The New York Times highlighted a fact today that has been on our radar for the past few months: the best new hair extensions now come in a variety of textures.While the story focuses on feather extensions Heidi Klum and Selena Gomez are among the, ahem, flock of fans we wish the story had provided more info on tinsel extensions, aka "hair bling." We've been curious about this look since we saw Adrienne Maloof sporting sparkly strands on the set of The Real Housewives of Beverly Hills. So we did some digging.

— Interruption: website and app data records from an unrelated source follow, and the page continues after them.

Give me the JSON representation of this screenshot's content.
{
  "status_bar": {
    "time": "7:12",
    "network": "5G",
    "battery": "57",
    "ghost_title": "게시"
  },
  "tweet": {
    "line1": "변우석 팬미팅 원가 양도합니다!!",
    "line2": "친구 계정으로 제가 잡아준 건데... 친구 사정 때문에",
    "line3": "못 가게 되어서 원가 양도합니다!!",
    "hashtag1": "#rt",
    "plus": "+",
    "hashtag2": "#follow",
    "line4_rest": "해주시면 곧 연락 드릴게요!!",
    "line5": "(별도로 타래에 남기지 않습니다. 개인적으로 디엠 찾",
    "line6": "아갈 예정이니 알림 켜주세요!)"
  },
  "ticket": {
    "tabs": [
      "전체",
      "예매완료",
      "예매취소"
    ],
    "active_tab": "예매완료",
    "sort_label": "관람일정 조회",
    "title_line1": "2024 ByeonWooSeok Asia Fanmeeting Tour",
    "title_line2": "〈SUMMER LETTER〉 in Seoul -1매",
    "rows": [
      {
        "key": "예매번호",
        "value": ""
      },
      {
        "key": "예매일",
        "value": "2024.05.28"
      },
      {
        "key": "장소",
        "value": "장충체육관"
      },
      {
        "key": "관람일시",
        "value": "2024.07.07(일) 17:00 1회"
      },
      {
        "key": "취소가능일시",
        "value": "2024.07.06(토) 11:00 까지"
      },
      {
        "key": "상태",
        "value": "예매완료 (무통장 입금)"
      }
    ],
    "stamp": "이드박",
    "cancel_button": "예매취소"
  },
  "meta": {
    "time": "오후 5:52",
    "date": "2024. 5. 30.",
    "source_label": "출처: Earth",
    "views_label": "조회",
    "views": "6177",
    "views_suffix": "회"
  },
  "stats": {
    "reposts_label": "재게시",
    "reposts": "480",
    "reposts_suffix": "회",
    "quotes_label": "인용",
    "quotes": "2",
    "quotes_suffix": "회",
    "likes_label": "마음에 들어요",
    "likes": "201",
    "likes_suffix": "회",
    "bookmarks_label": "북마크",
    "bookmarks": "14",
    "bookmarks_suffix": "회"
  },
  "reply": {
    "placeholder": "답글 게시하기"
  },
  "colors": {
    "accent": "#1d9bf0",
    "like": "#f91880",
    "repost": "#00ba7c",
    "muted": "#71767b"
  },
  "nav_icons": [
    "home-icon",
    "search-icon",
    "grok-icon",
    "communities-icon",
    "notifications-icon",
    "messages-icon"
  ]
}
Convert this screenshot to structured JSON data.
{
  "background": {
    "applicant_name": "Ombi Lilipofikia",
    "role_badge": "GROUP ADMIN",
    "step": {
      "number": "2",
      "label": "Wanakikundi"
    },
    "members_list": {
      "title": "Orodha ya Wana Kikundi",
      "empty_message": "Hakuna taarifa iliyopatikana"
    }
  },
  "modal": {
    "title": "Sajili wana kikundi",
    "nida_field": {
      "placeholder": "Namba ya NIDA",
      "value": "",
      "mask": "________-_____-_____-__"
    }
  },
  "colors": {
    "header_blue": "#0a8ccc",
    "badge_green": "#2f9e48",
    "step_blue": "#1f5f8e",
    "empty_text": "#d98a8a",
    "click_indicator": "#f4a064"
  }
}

As it turns out, the metallic-looking extensions are actually just thin swatches of the same synthetic material used to make Christmas tree tinsel. Clients have been requesting them from coast to coast to add pizazz to their regular blowout or hairstyle, and even though the extensions come in a rainbow of hues, most women prefer a tinsel color close to their natural shade.
According to Nicholas Penna, Jr., owner & lead stylist of the SalonCapri studio outside of Boston, this trend is only getting more popular. "For weddings, proms, even girls' nights out, tinsel extensions can enhance your hair color and add a spot of shine," he says. "It's just important that they're applied properlywe attach our strands to the underside of hair to hide the adhesion at the root." They tinsel costs $20 for four strands, and Penna recommends getting only two or three at a time for aesthetic reasons.
As The New York Times article points out, tinsel might not be a good accessory choice for that upcoming major work presentation, but it certainly is a different type of beauty statement. Tell us: would you try this funky hair trend for the right event? Or is sparkly hair best left for tween icons and Halloween parties?